-- Given information follows --

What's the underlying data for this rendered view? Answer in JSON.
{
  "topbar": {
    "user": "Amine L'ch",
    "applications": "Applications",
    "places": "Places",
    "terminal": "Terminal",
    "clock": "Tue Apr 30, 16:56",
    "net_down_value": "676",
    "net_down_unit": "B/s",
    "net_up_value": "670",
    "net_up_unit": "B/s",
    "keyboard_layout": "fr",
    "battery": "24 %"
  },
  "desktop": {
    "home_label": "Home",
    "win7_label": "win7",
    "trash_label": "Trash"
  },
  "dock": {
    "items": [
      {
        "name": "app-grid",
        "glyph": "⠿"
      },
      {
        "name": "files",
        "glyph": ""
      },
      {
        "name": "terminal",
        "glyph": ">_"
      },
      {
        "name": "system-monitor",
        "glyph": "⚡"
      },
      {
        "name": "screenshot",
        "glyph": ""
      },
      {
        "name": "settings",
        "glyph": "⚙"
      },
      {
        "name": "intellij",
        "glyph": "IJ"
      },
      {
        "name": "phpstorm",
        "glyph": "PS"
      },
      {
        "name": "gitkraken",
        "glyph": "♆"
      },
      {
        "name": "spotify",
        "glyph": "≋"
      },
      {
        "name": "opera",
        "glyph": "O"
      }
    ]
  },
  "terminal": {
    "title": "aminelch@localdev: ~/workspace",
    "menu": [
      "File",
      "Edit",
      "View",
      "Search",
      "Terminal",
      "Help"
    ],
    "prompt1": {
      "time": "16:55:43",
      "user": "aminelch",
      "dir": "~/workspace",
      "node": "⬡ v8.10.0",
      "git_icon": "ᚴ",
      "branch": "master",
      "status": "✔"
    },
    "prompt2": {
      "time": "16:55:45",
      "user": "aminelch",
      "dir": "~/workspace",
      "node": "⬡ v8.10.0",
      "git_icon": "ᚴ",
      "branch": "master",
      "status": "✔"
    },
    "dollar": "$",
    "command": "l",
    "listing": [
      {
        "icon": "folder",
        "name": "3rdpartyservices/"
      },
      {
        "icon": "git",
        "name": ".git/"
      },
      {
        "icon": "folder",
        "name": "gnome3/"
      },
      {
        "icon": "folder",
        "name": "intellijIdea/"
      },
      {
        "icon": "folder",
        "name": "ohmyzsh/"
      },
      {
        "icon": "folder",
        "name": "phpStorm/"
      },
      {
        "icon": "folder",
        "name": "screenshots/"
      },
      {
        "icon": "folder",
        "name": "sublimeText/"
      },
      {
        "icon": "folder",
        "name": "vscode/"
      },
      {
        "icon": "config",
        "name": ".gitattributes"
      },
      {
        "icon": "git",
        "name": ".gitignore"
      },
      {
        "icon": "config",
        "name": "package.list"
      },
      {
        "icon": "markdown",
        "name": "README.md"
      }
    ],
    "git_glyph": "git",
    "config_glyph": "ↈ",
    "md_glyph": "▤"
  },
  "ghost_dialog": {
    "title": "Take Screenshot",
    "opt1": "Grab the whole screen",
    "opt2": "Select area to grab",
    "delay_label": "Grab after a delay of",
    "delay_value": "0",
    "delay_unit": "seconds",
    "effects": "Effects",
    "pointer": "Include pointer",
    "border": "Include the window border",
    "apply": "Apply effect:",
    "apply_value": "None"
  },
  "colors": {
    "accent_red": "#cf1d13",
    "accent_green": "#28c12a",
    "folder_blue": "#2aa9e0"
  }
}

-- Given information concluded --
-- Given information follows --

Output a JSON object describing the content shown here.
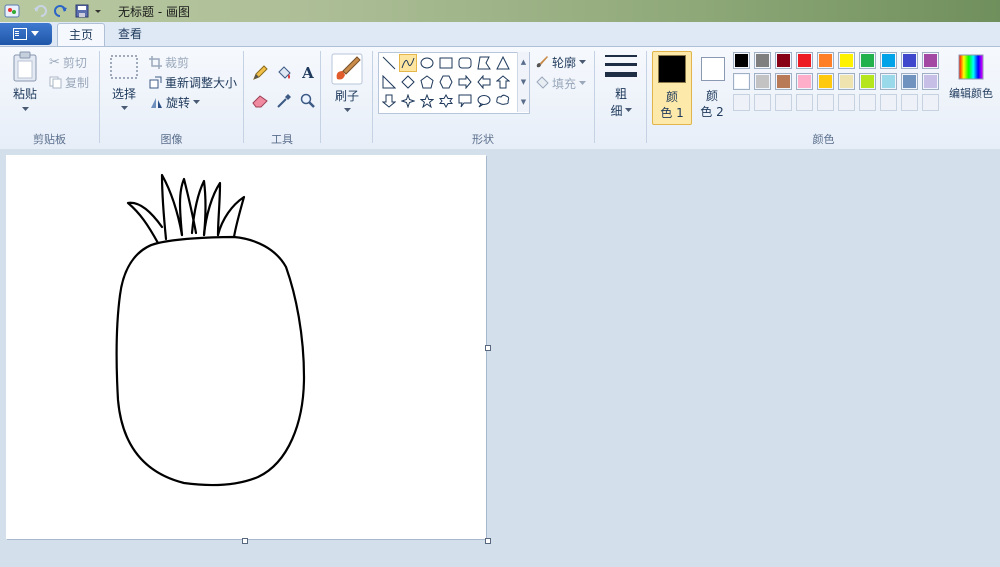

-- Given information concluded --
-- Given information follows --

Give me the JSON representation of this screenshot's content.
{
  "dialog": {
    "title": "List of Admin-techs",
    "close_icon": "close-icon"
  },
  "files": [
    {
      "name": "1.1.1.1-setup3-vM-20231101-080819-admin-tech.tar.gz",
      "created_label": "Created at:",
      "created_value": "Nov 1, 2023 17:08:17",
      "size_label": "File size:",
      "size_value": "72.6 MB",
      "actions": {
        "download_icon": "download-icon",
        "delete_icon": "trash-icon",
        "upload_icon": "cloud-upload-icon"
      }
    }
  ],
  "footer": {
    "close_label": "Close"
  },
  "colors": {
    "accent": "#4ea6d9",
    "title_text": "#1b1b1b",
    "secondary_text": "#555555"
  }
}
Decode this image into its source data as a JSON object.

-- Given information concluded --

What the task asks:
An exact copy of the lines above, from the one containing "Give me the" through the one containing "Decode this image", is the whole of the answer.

Finished exercise:
Give me the JSON representation of this screenshot's content.
{
  "dialog": {
    "title": "List of Admin-techs",
    "close_icon": "close-icon"
  },
  "files": [
    {
      "name": "1.1.1.1-setup3-vM-20231101-080819-admin-tech.tar.gz",
      "created_label": "Created at:",
      "created_value": "Nov 1, 2023 17:08:17",
      "size_label": "File size:",
      "size_value": "72.6 MB",
      "actions": {
        "download_icon": "download-icon",
        "delete_icon": "trash-icon",
        "upload_icon": "cloud-upload-icon"
      }
    }
  ],
  "footer": {
    "close_label": "Close"
  },
  "colors": {
    "accent": "#4ea6d9",
    "title_text": "#1b1b1b",
    "secondary_text": "#555555"
  }
}
Decode this image into its source data as a JSON object.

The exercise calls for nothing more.